### [TASK TO CARRY OUT]
Filtering the records below, copy only those lines that include the word "poppy".

### [LISTED ENTRIES]
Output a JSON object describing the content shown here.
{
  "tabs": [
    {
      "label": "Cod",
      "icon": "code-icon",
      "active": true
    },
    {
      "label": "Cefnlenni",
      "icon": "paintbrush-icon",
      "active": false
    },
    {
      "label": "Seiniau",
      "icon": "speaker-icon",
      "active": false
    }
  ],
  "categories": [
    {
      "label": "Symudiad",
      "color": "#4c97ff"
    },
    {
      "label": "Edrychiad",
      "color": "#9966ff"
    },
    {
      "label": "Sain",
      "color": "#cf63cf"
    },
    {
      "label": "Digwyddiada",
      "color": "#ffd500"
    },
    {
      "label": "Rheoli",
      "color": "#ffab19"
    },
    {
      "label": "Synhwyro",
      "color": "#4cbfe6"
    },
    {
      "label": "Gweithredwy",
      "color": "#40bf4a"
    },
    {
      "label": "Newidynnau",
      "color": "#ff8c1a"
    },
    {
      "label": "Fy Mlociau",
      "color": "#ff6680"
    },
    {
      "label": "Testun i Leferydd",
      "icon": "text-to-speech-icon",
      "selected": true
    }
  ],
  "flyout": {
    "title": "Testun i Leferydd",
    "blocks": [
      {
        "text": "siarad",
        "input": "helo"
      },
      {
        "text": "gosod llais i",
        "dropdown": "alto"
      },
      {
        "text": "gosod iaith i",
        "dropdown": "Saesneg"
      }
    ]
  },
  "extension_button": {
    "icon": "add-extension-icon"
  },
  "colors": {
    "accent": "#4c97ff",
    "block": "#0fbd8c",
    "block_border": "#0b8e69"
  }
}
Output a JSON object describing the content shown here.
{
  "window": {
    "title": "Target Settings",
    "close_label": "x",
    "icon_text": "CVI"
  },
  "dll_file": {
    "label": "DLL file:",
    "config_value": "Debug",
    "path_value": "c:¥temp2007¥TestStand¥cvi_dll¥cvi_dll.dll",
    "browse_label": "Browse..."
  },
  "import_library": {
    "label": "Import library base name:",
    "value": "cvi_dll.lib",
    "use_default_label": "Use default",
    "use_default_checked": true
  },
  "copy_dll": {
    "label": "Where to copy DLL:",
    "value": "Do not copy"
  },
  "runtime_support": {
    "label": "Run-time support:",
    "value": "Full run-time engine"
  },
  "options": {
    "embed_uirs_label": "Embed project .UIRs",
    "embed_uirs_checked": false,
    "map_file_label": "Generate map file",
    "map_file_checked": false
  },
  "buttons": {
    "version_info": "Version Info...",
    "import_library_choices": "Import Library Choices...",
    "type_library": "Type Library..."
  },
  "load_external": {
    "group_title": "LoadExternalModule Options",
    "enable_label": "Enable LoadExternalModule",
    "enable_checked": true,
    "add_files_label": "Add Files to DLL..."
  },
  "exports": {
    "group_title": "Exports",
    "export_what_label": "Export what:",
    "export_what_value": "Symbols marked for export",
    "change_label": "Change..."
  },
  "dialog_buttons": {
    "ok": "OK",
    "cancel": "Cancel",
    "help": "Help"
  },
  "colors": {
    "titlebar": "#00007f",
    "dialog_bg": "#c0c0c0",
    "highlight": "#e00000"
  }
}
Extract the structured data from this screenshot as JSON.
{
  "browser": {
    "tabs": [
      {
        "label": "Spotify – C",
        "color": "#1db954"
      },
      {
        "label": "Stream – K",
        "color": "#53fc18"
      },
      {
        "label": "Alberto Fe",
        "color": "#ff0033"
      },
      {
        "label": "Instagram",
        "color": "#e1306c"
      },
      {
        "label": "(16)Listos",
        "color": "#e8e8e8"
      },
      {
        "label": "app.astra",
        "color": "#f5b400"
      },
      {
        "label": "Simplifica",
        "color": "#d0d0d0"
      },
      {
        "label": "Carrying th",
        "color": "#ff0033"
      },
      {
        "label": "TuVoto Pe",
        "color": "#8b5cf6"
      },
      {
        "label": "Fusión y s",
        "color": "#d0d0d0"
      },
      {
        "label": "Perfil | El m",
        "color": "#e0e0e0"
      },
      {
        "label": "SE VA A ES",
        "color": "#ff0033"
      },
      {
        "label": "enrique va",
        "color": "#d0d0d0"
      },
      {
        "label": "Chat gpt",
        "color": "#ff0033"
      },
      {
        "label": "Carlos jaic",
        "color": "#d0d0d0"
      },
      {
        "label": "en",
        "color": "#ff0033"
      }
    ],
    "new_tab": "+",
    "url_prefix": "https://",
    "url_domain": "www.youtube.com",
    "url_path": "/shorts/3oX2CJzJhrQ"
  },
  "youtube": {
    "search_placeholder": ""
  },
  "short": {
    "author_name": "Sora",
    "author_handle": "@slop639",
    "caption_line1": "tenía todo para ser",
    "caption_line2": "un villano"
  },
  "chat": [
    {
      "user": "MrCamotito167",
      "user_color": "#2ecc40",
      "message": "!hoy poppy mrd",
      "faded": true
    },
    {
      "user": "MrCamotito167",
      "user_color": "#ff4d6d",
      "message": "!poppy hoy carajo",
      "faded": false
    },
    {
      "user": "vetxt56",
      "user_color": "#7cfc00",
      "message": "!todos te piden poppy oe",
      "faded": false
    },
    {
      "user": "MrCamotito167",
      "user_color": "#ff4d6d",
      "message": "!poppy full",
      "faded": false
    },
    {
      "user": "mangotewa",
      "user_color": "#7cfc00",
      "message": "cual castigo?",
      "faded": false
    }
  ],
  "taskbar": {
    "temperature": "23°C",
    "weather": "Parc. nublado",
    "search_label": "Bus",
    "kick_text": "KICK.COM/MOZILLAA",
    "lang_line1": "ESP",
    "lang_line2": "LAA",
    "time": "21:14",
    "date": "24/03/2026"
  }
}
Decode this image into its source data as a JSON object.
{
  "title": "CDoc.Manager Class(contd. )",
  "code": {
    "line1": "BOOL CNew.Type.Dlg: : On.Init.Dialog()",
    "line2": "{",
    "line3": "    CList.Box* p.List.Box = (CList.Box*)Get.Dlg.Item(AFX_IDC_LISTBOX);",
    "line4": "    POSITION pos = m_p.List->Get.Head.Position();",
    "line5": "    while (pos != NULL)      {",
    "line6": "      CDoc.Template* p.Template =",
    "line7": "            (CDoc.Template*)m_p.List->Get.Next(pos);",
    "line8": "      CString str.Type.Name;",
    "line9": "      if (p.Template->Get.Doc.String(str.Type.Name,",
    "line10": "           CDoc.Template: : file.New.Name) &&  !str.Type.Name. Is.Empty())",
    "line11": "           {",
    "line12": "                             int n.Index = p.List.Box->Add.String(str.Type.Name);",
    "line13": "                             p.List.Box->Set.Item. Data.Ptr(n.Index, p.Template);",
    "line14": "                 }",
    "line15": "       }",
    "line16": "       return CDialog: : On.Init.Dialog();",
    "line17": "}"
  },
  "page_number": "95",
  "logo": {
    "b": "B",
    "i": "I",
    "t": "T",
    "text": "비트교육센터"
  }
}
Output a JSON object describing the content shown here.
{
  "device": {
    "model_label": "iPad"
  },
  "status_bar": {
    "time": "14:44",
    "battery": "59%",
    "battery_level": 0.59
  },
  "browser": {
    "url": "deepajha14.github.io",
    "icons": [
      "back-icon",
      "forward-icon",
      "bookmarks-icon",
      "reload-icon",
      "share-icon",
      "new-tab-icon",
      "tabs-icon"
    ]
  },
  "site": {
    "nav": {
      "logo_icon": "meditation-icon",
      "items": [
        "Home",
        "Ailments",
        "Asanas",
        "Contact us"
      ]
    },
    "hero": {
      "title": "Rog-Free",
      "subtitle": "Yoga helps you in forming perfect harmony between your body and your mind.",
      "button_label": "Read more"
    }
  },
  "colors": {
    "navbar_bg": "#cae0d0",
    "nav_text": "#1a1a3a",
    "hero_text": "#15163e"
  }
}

### [SOLUTION]
      "message": "!hoy poppy mrd",
      "message": "!poppy hoy carajo",
      "message": "!todos te piden poppy oe",
      "message": "!poppy full",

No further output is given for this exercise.